How many lines in the entries below include the word "data"? Respond with the number only.

**** Excerpted records ****

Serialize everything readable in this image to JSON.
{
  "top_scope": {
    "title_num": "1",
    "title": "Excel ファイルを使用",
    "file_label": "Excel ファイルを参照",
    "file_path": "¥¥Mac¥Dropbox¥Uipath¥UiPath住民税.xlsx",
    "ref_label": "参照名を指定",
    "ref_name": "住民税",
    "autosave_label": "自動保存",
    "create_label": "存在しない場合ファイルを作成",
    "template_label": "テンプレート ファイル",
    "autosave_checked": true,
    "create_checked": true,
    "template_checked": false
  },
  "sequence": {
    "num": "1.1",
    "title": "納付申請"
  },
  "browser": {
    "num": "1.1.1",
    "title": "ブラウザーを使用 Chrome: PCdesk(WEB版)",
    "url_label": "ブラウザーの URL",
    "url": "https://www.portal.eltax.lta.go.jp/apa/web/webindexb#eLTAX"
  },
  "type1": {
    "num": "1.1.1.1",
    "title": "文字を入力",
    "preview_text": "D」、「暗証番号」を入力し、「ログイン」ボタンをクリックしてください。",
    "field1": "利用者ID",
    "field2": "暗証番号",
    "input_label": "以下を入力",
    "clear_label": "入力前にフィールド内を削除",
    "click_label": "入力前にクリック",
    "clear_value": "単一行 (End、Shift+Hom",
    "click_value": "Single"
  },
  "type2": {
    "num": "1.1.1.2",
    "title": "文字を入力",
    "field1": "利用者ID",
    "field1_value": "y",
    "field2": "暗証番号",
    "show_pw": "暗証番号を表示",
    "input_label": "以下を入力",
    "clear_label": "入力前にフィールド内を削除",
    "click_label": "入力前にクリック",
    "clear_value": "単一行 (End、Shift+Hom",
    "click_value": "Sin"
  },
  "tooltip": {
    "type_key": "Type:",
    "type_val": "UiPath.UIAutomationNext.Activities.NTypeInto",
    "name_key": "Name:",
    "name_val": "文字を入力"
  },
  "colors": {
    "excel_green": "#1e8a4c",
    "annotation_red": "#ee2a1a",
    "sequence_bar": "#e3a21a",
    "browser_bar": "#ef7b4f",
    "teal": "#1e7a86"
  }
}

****
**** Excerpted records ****

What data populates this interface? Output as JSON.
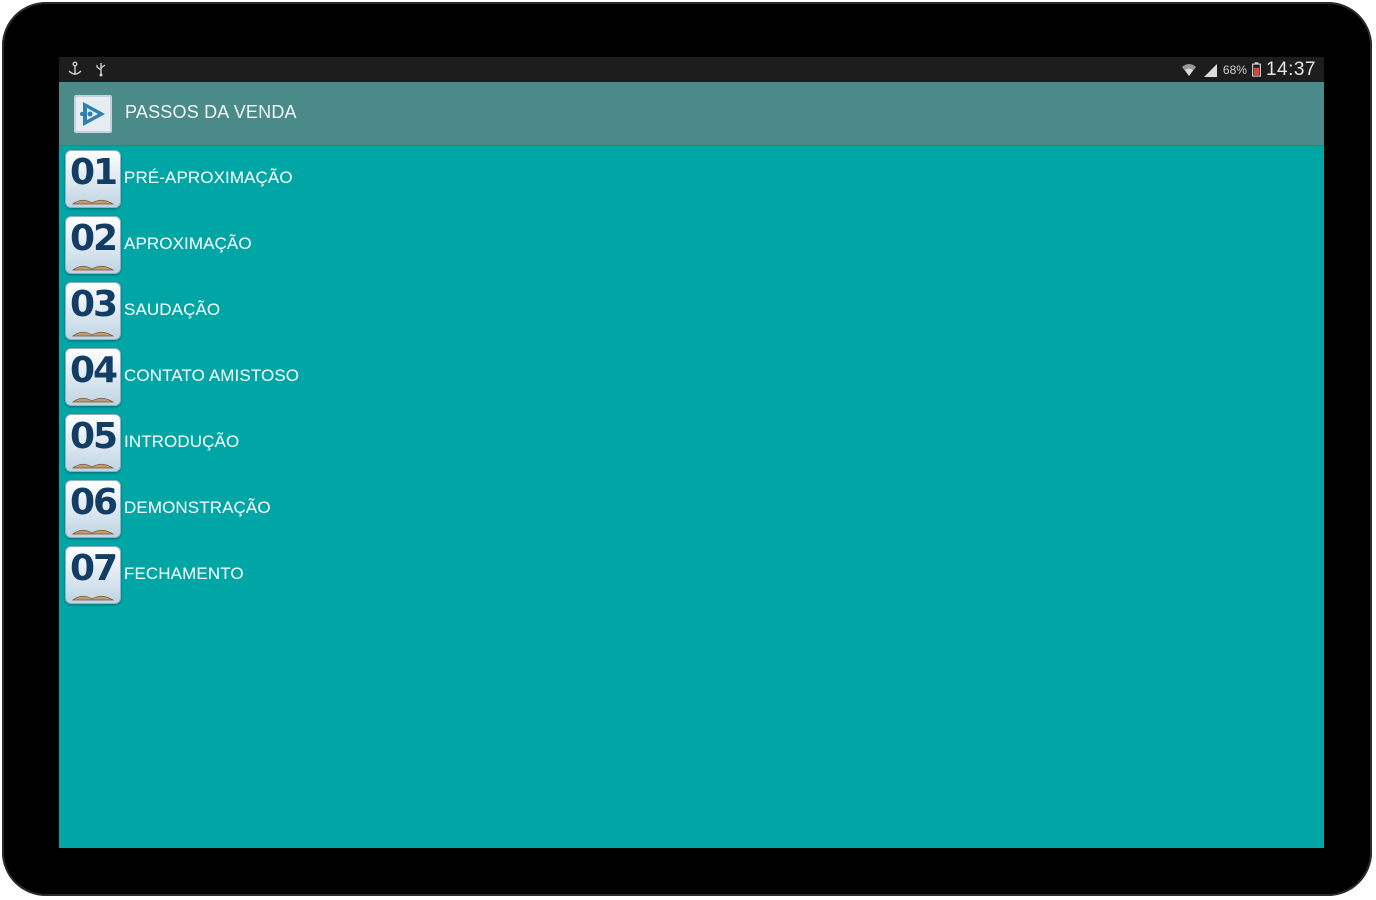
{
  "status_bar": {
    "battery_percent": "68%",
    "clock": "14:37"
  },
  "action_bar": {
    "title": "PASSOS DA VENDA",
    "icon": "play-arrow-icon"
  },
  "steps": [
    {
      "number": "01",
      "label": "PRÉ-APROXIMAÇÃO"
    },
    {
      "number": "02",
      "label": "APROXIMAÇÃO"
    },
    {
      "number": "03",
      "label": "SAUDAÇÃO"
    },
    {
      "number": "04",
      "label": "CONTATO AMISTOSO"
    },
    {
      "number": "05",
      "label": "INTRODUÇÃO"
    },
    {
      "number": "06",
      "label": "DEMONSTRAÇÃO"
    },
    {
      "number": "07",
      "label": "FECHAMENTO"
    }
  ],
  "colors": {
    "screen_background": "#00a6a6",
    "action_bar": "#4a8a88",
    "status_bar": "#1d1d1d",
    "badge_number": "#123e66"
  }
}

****
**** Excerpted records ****

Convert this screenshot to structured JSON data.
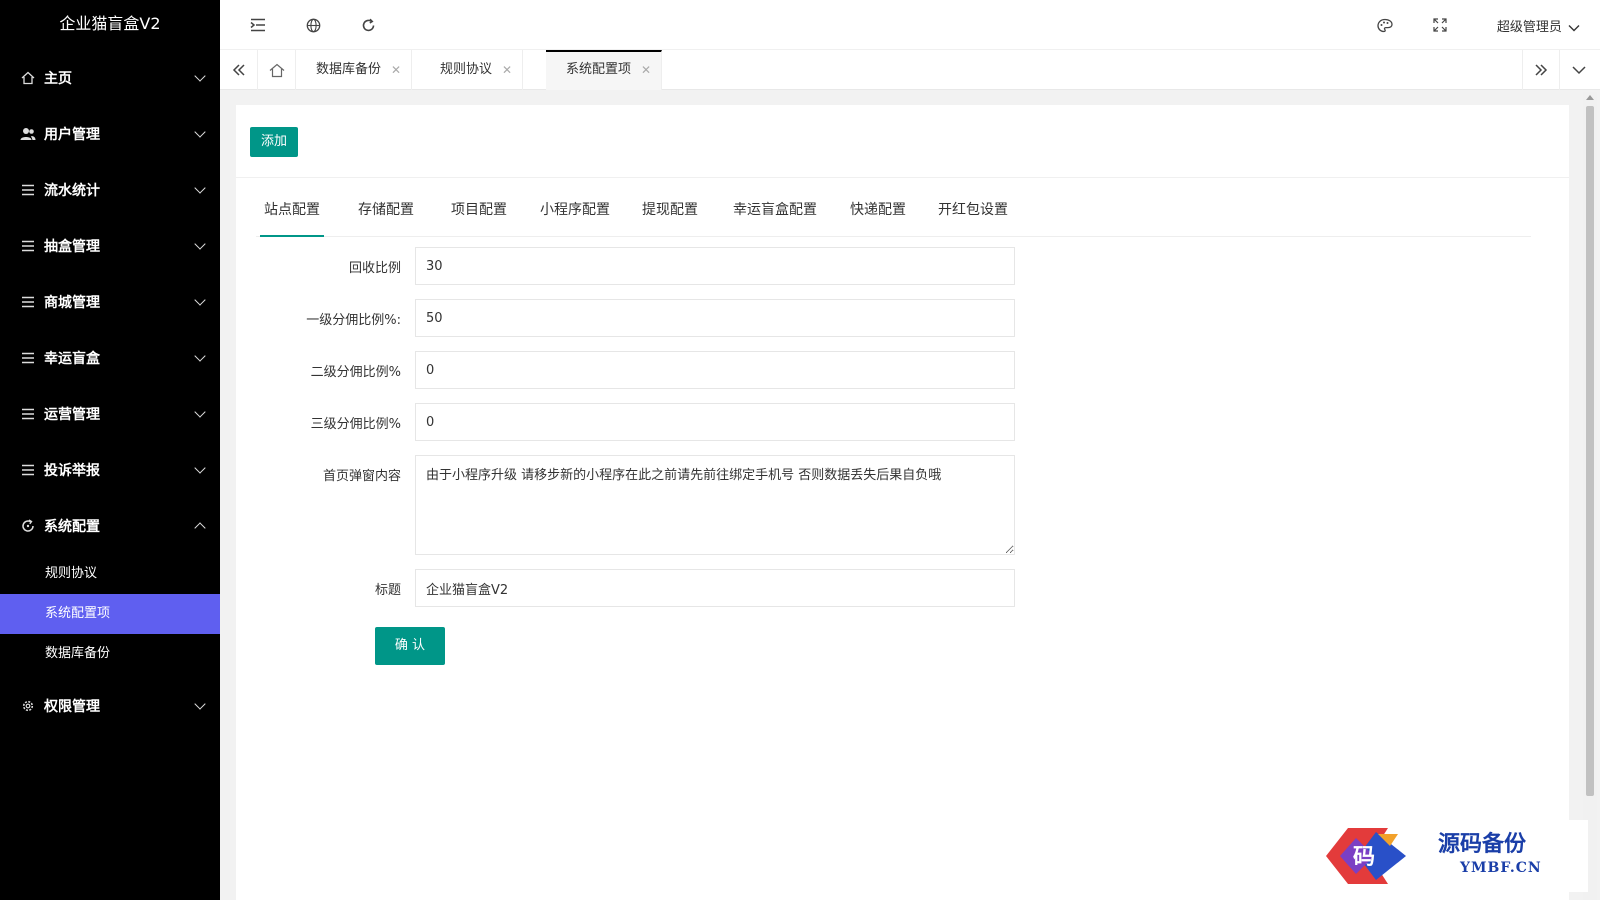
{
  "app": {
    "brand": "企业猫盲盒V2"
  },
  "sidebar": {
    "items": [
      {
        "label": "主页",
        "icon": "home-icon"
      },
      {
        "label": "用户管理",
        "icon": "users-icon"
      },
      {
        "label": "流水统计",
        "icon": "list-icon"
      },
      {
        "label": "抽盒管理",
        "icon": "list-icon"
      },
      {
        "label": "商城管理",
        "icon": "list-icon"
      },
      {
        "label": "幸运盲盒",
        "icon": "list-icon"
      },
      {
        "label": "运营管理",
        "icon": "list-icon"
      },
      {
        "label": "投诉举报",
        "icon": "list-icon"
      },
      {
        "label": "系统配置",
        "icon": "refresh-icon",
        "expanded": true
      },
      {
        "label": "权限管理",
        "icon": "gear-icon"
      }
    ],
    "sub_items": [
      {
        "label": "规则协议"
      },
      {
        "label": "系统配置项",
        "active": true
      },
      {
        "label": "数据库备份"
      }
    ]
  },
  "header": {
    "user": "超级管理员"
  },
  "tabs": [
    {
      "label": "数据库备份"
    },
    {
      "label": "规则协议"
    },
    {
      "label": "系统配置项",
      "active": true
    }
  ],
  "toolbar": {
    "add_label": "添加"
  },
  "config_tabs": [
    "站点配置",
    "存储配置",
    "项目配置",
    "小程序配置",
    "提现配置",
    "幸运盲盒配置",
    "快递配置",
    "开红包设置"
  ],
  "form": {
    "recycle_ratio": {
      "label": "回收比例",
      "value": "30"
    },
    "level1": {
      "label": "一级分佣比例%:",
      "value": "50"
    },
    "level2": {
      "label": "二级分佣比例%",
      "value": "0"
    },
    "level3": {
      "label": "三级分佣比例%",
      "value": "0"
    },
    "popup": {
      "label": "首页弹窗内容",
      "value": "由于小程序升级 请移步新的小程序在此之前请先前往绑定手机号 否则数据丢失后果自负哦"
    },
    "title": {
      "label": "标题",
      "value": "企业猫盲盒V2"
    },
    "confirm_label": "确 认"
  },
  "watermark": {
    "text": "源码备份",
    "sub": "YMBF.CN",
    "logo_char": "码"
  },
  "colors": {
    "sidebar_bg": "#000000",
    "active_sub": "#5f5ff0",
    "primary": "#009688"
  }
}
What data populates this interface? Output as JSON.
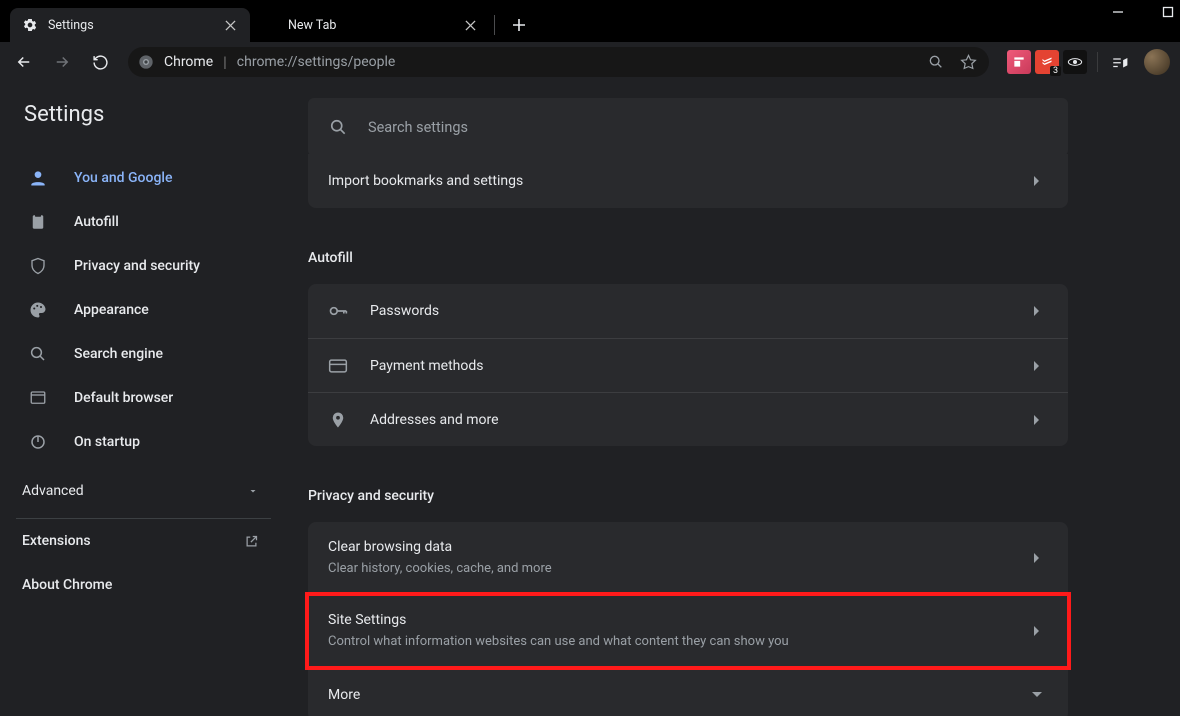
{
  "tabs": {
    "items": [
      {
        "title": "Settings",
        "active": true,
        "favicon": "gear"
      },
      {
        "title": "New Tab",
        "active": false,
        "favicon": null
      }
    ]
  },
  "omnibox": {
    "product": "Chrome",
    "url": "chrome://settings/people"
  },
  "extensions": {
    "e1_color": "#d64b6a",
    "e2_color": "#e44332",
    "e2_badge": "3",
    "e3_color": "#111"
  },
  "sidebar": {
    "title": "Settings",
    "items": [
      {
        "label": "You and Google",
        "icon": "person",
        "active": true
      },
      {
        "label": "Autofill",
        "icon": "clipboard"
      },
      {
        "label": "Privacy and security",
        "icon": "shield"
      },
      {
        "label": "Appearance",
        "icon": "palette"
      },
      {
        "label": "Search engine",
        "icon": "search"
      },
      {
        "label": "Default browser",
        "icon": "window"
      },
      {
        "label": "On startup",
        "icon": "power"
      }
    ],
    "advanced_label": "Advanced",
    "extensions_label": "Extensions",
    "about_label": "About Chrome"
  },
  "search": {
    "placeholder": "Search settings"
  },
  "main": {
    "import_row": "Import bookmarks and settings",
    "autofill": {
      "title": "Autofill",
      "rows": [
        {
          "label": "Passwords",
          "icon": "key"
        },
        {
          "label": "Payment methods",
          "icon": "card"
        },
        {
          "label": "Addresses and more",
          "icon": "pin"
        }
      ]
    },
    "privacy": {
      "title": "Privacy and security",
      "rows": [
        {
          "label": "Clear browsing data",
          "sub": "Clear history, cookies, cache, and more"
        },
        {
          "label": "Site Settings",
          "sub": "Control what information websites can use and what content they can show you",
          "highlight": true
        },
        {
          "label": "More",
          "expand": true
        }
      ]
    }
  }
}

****

Expected output. 4